“Shouldn’t the science lead, though, sir? There are a lot of excellent applications we can use,” she said.
The new Brigadier smiled, “Ah, you’re an idealist. You should have been here in the days Sir Alistair ran the place. You would have been right at home, new inventions and ideas coming out of here left and right. No one ever had any idea how he did it.” Kate smirked. She knew, of course. She supposed none of the more recent commanders had enjoyed the advantage of a scientific advisor like her father had.
“In fact, that’s the lab they used back then.” Her father’s replacement opened a door off to the side, and Kate found herself in a room that looked like a storage room for all manner of early seventies scientific instruments.
“It was the last order he gave before retiring, that this be maintained. We use it to store anything, just in case we need it again.” Kate stepped inside, picturing a younger version of her father arguing with a tall figure in a velvet dinner jacket and a frilled collar. Moving forward a few years, she saw a taller figure in a long scarf asleep on the table. She noticed now that the corner where the TARDIS should have been was conspicuously empty.
“Anyway, you’ll want something a little more up to date,” the new Brigadier continued, leading her to a new, state-of-the-art lab. She smiled. This would do. Until she could make this organization more like what it used to be.
Later that day, she called her father. “Dad? I got it. I got the job!”
“Knew you could do it,” her father answered. “I expect you’ll be running around saving the world from all manner of monsters and horrible insects like I used to.”
Kate laughed, knowing exactly what her father meant. “I doubt it. He hasn’t been seen in years, you know.” There was no need to explain who she was talking about. Neither of them had ever been able to imagine a crisis without the Doctor turning up to save the day.
“I think my retirement threw him off.”
“I saw the lab. They’re using it for storage now.”
“Are they really?” The Brigadier asked. “They’d better hope he never comes around again, then. He won’t be too happy with that.”
“Do you think he’ll ever come again?” Kate asked. She had grown up on stories of the Doctor, in all his faces, at least, all the ones her father had known, which was almost all of them. Between the two of them, she was never sure who exactly had been her inspiration for joining UNIT. In any case, the last time the Doctor had appeared on record, it was in a fight with Morgana, and he had prevented a nuclear war. That had been almost a decade ago.
Of course, Kate remembered last Christmas, when her dad had suddenly jumped up from the table to talk to a young man at the door who looked like he'd stepped out of a Bronte novel.
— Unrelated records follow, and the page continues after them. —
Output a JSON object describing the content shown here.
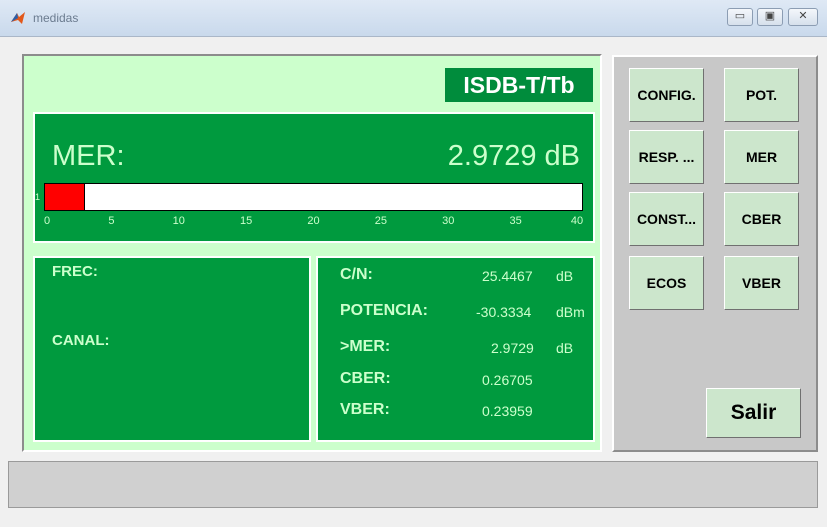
{
  "window": {
    "title": "medidas",
    "controls": {
      "minimize": "▭",
      "maximize": "▣",
      "close": "✕"
    }
  },
  "standard": "ISDB-T/Tb",
  "mer": {
    "label": "MER:",
    "value": "2.9729 dB",
    "bar_level": 2.9729,
    "bar_min": 0,
    "bar_max": 40,
    "bar_marker": "1",
    "ticks": [
      "0",
      "5",
      "10",
      "15",
      "20",
      "25",
      "30",
      "35",
      "40"
    ],
    "bar_color": "#ff0000"
  },
  "left_info": {
    "frec_label": "FREC:",
    "canal_label": "CANAL:"
  },
  "measurements": [
    {
      "label": "C/N:",
      "value": "25.4467",
      "unit": "dB"
    },
    {
      "label": "POTENCIA:",
      "value": "-30.3334",
      "unit": "dBm"
    },
    {
      "label": ">MER:",
      "value": "2.9729",
      "unit": "dB"
    },
    {
      "label": "CBER:",
      "value": "0.26705",
      "unit": ""
    },
    {
      "label": "VBER:",
      "value": "0.23959",
      "unit": ""
    }
  ],
  "buttons": {
    "config": "CONFIG.",
    "pot": "POT.",
    "resp": "RESP. ...",
    "mer": "MER",
    "const": "CONST...",
    "cber": "CBER",
    "ecos": "ECOS",
    "vber": "VBER",
    "salir": "Salir"
  },
  "colors": {
    "panel_green": "#009a3e",
    "light_green": "#ccffcc",
    "button_green": "#cce6cc"
  }
}
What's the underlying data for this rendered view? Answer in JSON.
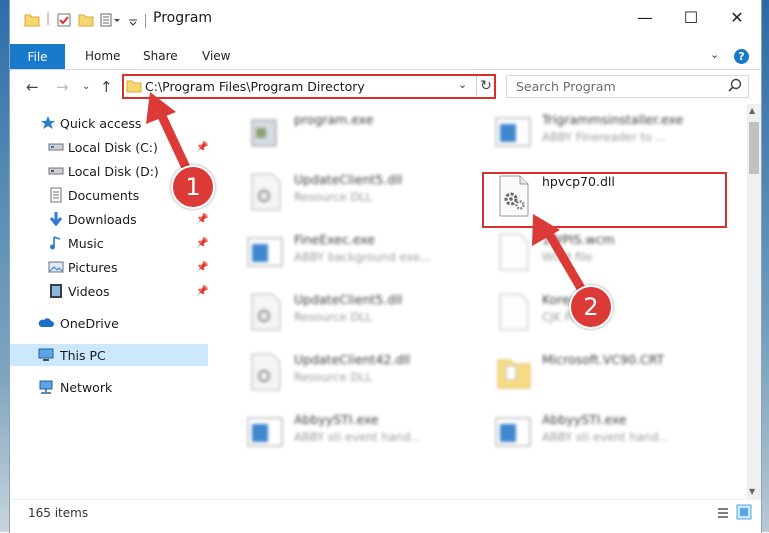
{
  "window": {
    "title": "Program",
    "controls": {
      "minimize": "—",
      "maximize": "☐",
      "close": "✕"
    }
  },
  "ribbon": {
    "tabs": [
      "File",
      "Home",
      "Share",
      "View"
    ],
    "expand": "⌄",
    "help": "?"
  },
  "address": {
    "path": "C:\\Program Files\\Program Directory",
    "search_placeholder": "Search Program"
  },
  "nav": {
    "items": [
      {
        "label": "Quick access",
        "icon": "star-icon"
      },
      {
        "label": "Local Disk (C:)",
        "icon": "drive-icon",
        "pinned": true
      },
      {
        "label": "Local Disk (D:)",
        "icon": "drive-icon"
      },
      {
        "label": "Documents",
        "icon": "documents-icon",
        "pinned": true
      },
      {
        "label": "Downloads",
        "icon": "download-icon",
        "pinned": true
      },
      {
        "label": "Music",
        "icon": "music-icon",
        "pinned": true
      },
      {
        "label": "Pictures",
        "icon": "pictures-icon",
        "pinned": true
      },
      {
        "label": "Videos",
        "icon": "videos-icon",
        "pinned": true
      },
      {
        "label": "OneDrive",
        "icon": "cloud-icon"
      },
      {
        "label": "This PC",
        "icon": "computer-icon",
        "selected": true
      },
      {
        "label": "Network",
        "icon": "network-icon"
      }
    ]
  },
  "files": [
    {
      "name": "program.exe",
      "desc": "",
      "type": "exe"
    },
    {
      "name": "Trigrammsinstaller.exe",
      "desc": "ABBY Finereader to ...",
      "type": "exe-blue"
    },
    {
      "name": "UpdateClient5.dll",
      "desc": "Resource DLL",
      "type": "dll"
    },
    {
      "name": "hpvcp70.dll",
      "desc": "",
      "type": "dll-gear"
    },
    {
      "name": "FineExec.exe",
      "desc": "ABBY background exe...",
      "type": "exe-blue"
    },
    {
      "name": "1WPIS.wcm",
      "desc": "WCM file",
      "type": "blank"
    },
    {
      "name": "UpdateClient5.dll",
      "desc": "Resource DLL",
      "type": "dll"
    },
    {
      "name": "Korea...",
      "desc": "CJK File",
      "type": "blank"
    },
    {
      "name": "UpdateClient42.dll",
      "desc": "Resource DLL",
      "type": "dll"
    },
    {
      "name": "Microsoft.VC90.CRT",
      "desc": "",
      "type": "folder"
    },
    {
      "name": "AbbyySTI.exe",
      "desc": "ABBY sti event hand...",
      "type": "exe-blue"
    },
    {
      "name": "AbbyySTI.exe",
      "desc": "ABBY sti event hand...",
      "type": "exe-blue"
    }
  ],
  "status": {
    "count": "165 items"
  },
  "callouts": [
    "1",
    "2"
  ],
  "colors": {
    "accent": "#1979ca",
    "annotation": "#dc3a36",
    "selected": "#cce8ff"
  }
}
There was only one person that could be. But officially, the Doctor hadn't been a presence on Earth in years.
"Oh, I don't know. I stopped trying to predict him years ago. Just when I think I know what's he's up to, he goes and does something entirely unexpected." She could almost hear her father's fond smile.
"I know, splendid chaps, all of them," Kate said, having heard the same phrase multiple times throughout her childhood..
"If you ever do see him again, send him around," her dad answered. "Tell him it's been too long."
"I will," Kate promised. She wondered if she would ever see the famed Doctor. But even if she did, she knew she couldn't depend on him. That was the other thing she'd taken from her father's stories.